What this task involves - Find every line in the data that contains the word "Windows". Return each of those lines.

Data supplied -
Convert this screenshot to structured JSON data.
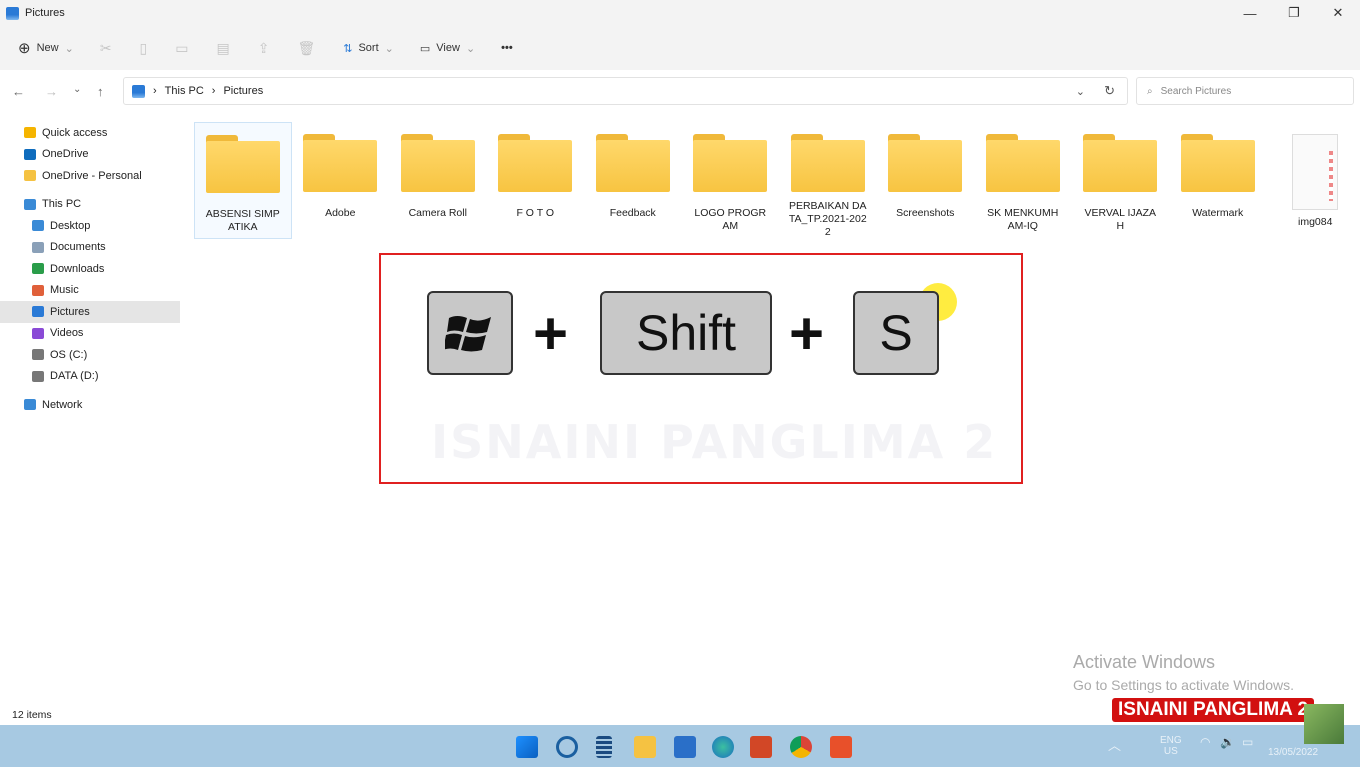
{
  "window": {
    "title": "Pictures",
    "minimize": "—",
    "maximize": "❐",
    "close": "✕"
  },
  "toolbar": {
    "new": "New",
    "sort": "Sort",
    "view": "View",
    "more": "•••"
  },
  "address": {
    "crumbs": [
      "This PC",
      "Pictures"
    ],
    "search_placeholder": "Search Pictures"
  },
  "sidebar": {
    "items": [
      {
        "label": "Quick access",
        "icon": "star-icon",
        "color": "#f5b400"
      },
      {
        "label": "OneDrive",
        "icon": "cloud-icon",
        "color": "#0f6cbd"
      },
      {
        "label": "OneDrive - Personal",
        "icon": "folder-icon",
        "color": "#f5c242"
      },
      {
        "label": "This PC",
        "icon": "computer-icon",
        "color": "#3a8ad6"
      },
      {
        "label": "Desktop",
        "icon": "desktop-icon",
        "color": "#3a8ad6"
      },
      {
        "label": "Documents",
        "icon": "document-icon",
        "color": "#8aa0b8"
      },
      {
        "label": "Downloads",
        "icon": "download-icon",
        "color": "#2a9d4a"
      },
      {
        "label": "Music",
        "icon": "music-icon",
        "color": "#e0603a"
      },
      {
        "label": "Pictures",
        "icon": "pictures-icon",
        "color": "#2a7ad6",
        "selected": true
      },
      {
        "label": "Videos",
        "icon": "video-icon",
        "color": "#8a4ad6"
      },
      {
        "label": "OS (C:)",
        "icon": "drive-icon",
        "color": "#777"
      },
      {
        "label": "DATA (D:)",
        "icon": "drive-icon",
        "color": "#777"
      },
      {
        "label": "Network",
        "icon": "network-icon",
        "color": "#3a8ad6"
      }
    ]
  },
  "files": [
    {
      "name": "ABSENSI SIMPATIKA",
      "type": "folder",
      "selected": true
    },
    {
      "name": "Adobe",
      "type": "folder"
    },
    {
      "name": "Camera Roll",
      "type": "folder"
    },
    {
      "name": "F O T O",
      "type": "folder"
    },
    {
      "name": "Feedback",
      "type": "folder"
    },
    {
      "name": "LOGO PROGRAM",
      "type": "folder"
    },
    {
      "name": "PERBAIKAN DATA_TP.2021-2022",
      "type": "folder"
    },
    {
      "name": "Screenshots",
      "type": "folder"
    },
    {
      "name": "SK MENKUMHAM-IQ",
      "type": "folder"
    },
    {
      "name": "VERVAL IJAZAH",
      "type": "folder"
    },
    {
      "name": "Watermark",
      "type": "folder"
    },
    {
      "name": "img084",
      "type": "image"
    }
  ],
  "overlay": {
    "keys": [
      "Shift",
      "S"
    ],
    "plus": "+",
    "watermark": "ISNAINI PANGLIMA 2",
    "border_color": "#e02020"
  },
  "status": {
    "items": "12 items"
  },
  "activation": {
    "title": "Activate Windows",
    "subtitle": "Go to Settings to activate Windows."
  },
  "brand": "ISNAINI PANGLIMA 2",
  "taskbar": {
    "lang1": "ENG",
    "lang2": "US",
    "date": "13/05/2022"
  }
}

Answer box -
    "title": "Activate Windows",
    "subtitle": "Go to Settings to activate Windows."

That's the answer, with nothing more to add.